--- RECORDS FOR THE TASK ---

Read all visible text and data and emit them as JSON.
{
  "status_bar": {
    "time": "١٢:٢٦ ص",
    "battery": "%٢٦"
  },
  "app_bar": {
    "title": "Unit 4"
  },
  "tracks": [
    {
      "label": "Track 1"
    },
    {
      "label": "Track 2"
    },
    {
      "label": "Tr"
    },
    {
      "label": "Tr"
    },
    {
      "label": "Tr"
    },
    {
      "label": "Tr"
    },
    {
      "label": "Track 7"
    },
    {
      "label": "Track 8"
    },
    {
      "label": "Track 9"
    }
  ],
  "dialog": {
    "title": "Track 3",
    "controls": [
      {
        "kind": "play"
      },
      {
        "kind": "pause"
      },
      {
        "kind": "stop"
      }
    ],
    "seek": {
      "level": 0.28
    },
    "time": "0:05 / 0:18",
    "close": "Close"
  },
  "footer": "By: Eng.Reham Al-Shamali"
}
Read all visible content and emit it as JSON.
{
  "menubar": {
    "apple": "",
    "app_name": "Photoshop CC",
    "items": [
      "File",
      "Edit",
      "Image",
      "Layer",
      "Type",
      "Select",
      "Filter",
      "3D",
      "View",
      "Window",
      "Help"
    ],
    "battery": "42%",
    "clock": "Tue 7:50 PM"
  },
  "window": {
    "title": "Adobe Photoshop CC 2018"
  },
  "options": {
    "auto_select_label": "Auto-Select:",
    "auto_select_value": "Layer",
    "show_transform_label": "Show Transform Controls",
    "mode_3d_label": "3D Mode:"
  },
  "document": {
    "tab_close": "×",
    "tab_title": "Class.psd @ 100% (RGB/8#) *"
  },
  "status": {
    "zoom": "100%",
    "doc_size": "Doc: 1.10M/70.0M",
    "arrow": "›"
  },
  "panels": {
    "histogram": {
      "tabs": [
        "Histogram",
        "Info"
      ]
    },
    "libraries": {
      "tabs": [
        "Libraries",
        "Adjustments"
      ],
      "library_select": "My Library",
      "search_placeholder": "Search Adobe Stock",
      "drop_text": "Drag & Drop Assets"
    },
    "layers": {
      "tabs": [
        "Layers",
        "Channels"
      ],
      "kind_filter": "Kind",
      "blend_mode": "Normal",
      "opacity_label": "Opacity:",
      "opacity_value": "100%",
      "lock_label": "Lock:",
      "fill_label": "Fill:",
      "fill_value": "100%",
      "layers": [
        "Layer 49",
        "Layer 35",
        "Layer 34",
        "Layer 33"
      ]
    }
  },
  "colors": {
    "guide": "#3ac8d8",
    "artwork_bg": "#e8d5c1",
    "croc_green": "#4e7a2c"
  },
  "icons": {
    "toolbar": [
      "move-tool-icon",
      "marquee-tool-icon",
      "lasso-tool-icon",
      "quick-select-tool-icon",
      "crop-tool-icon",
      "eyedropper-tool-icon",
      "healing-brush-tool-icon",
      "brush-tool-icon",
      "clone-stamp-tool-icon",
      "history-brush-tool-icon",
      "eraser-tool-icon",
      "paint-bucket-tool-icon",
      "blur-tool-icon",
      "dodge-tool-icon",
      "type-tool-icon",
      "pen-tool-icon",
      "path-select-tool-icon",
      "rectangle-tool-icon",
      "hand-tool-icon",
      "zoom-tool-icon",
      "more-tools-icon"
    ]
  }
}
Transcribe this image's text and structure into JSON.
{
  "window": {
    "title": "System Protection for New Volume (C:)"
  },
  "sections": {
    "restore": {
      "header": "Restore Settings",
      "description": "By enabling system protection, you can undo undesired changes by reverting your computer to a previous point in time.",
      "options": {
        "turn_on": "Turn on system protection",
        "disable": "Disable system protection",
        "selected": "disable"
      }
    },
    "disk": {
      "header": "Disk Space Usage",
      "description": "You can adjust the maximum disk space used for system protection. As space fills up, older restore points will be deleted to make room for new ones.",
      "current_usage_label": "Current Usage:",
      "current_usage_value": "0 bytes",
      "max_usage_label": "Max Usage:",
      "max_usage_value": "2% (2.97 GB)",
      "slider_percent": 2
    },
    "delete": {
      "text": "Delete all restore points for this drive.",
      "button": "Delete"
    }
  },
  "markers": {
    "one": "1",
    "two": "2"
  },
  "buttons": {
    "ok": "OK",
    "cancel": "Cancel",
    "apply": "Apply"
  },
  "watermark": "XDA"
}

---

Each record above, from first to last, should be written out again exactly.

▶ WRITTEN REPLY
Read all visible text and data and emit them as JSON.
{
  "status_bar": {
    "time": "١٢:٢٦ ص",
    "battery": "%٢٦"
  },
  "app_bar": {
    "title": "Unit 4"
  },
  "tracks": [
    {
      "label": "Track 1"
    },
    {
      "label": "Track 2"
    },
    {
      "label": "Tr"
    },
    {
      "label": "Tr"
    },
    {
      "label": "Tr"
    },
    {
      "label": "Tr"
    },
    {
      "label": "Track 7"
    },
    {
      "label": "Track 8"
    },
    {
      "label": "Track 9"
    }
  ],
  "dialog": {
    "title": "Track 3",
    "controls": [
      {
        "kind": "play"
      },
      {
        "kind": "pause"
      },
      {
        "kind": "stop"
      }
    ],
    "seek": {
      "level": 0.28
    },
    "time": "0:05 / 0:18",
    "close": "Close"
  },
  "footer": "By: Eng.Reham Al-Shamali"
}
Read all visible content and emit it as JSON.
{
  "menubar": {
    "apple": "",
    "app_name": "Photoshop CC",
    "items": [
      "File",
      "Edit",
      "Image",
      "Layer",
      "Type",
      "Select",
      "Filter",
      "3D",
      "View",
      "Window",
      "Help"
    ],
    "battery": "42%",
    "clock": "Tue 7:50 PM"
  },
  "window": {
    "title": "Adobe Photoshop CC 2018"
  },
  "options": {
    "auto_select_label": "Auto-Select:",
    "auto_select_value": "Layer",
    "show_transform_label": "Show Transform Controls",
    "mode_3d_label": "3D Mode:"
  },
  "document": {
    "tab_close": "×",
    "tab_title": "Class.psd @ 100% (RGB/8#) *"
  },
  "status": {
    "zoom": "100%",
    "doc_size": "Doc: 1.10M/70.0M",
    "arrow": "›"
  },
  "panels": {
    "histogram": {
      "tabs": [
        "Histogram",
        "Info"
      ]
    },
    "libraries": {
      "tabs": [
        "Libraries",
        "Adjustments"
      ],
      "library_select": "My Library",
      "search_placeholder": "Search Adobe Stock",
      "drop_text": "Drag & Drop Assets"
    },
    "layers": {
      "tabs": [
        "Layers",
        "Channels"
      ],
      "kind_filter": "Kind",
      "blend_mode": "Normal",
      "opacity_label": "Opacity:",
      "opacity_value": "100%",
      "lock_label": "Lock:",
      "fill_label": "Fill:",
      "fill_value": "100%",
      "layers": [
        "Layer 49",
        "Layer 35",
        "Layer 34",
        "Layer 33"
      ]
    }
  },
  "colors": {
    "guide": "#3ac8d8",
    "artwork_bg": "#e8d5c1",
    "croc_green": "#4e7a2c"
  },
  "icons": {
    "toolbar": [
      "move-tool-icon",
      "marquee-tool-icon",
      "lasso-tool-icon",
      "quick-select-tool-icon",
      "crop-tool-icon",
      "eyedropper-tool-icon",
      "healing-brush-tool-icon",
      "brush-tool-icon",
      "clone-stamp-tool-icon",
      "history-brush-tool-icon",
      "eraser-tool-icon",
      "paint-bucket-tool-icon",
      "blur-tool-icon",
      "dodge-tool-icon",
      "type-tool-icon",
      "pen-tool-icon",
      "path-select-tool-icon",
      "rectangle-tool-icon",
      "hand-tool-icon",
      "zoom-tool-icon",
      "more-tools-icon"
    ]
  }
}
Transcribe this image's text and structure into JSON.
{
  "window": {
    "title": "System Protection for New Volume (C:)"
  },
  "sections": {
    "restore": {
      "header": "Restore Settings",
      "description": "By enabling system protection, you can undo undesired changes by reverting your computer to a previous point in time.",
      "options": {
        "turn_on": "Turn on system protection",
        "disable": "Disable system protection",
        "selected": "disable"
      }
    },
    "disk": {
      "header": "Disk Space Usage",
      "description": "You can adjust the maximum disk space used for system protection. As space fills up, older restore points will be deleted to make room for new ones.",
      "current_usage_label": "Current Usage:",
      "current_usage_value": "0 bytes",
      "max_usage_label": "Max Usage:",
      "max_usage_value": "2% (2.97 GB)",
      "slider_percent": 2
    },
    "delete": {
      "text": "Delete all restore points for this drive.",
      "button": "Delete"
    }
  },
  "markers": {
    "one": "1",
    "two": "2"
  },
  "buttons": {
    "ok": "OK",
    "cancel": "Cancel",
    "apply": "Apply"
  },
  "watermark": "XDA"
}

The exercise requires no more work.